Jackson leads the reader to believe that the kids are just being kids and playing with stones, again it doesn’t reveal what the stones are going to be used for until later in the story. Tessie Hutchinson, one of the villagers, was talking with Mrs. Delacroix and mentioned that she “clean forgot what day it was; thought my old man was out back stacking wood and then remembered it was the twenty-seventh and came a-running” {133} This is ironic because it would be a day that Tessie Hutchinson would never forget and Jackson doesn’t expose her fate at this time, which keeps up with the persona that this is a happy-go lucky time for the village as they prepare for the lottery. The setting correlates with the reader that this is just another regular day for the village.

Jackson’s excellent use of irony leaves the reader without a clue as to what the lottery is for.The paraphernalia used in the lottery is also ironic. The rules of the lottery imply that the heads of each household come forward and select of piece of paper from a black wooden box. Whomever selects the piece of paper that has the black dot on it, is the “winner”.

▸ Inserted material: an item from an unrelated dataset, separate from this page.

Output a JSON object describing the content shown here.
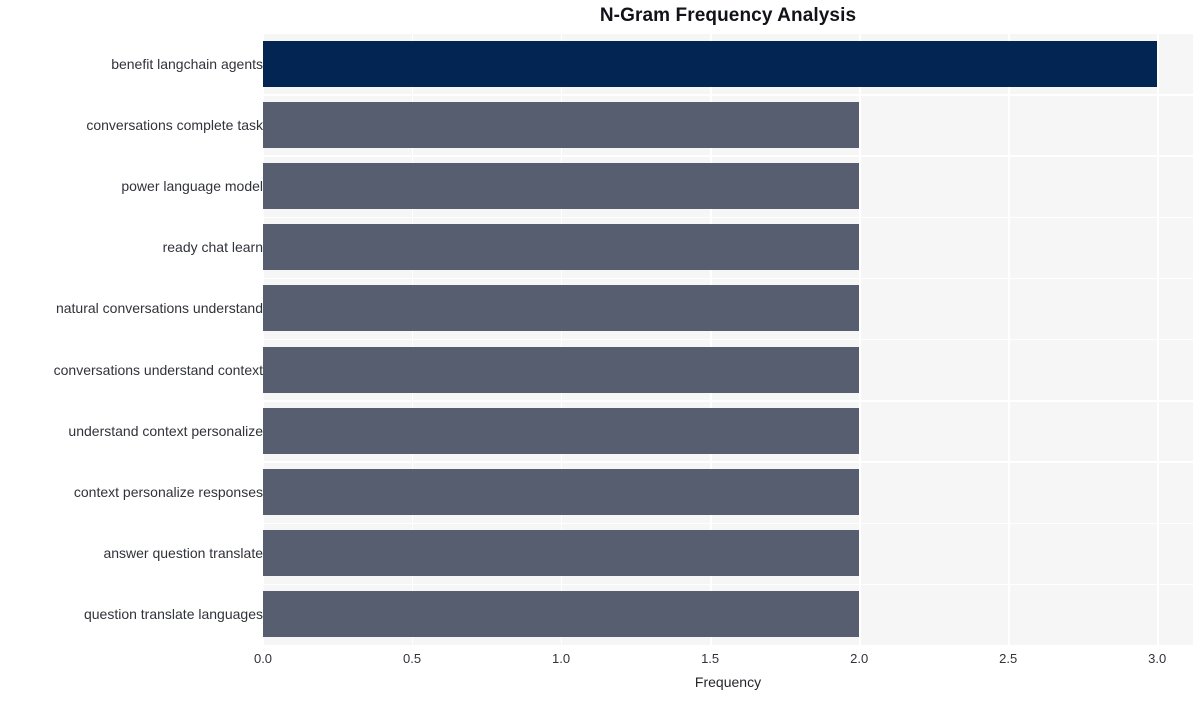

The color black represents evil or death and is associated negatively, so the box itself provides is a mysterious symbol because of the positive connotation the word ‘lottery’ has. “The villagers kept their distance, leaving a space between themselves and the stool, and when Mr. Summers said, “Some of you fellows want to give me a hand?’ there was a hesitation before two men, Mr. Martin and his oldest son, Baxter, came forward to hold the box steady on the stool.” {132} Jackson continues to be ironic because she is foreshadowing that the black box symbolizes disaster and darkness and isn’t involved with anything that pertains to the joys of winning the lottery.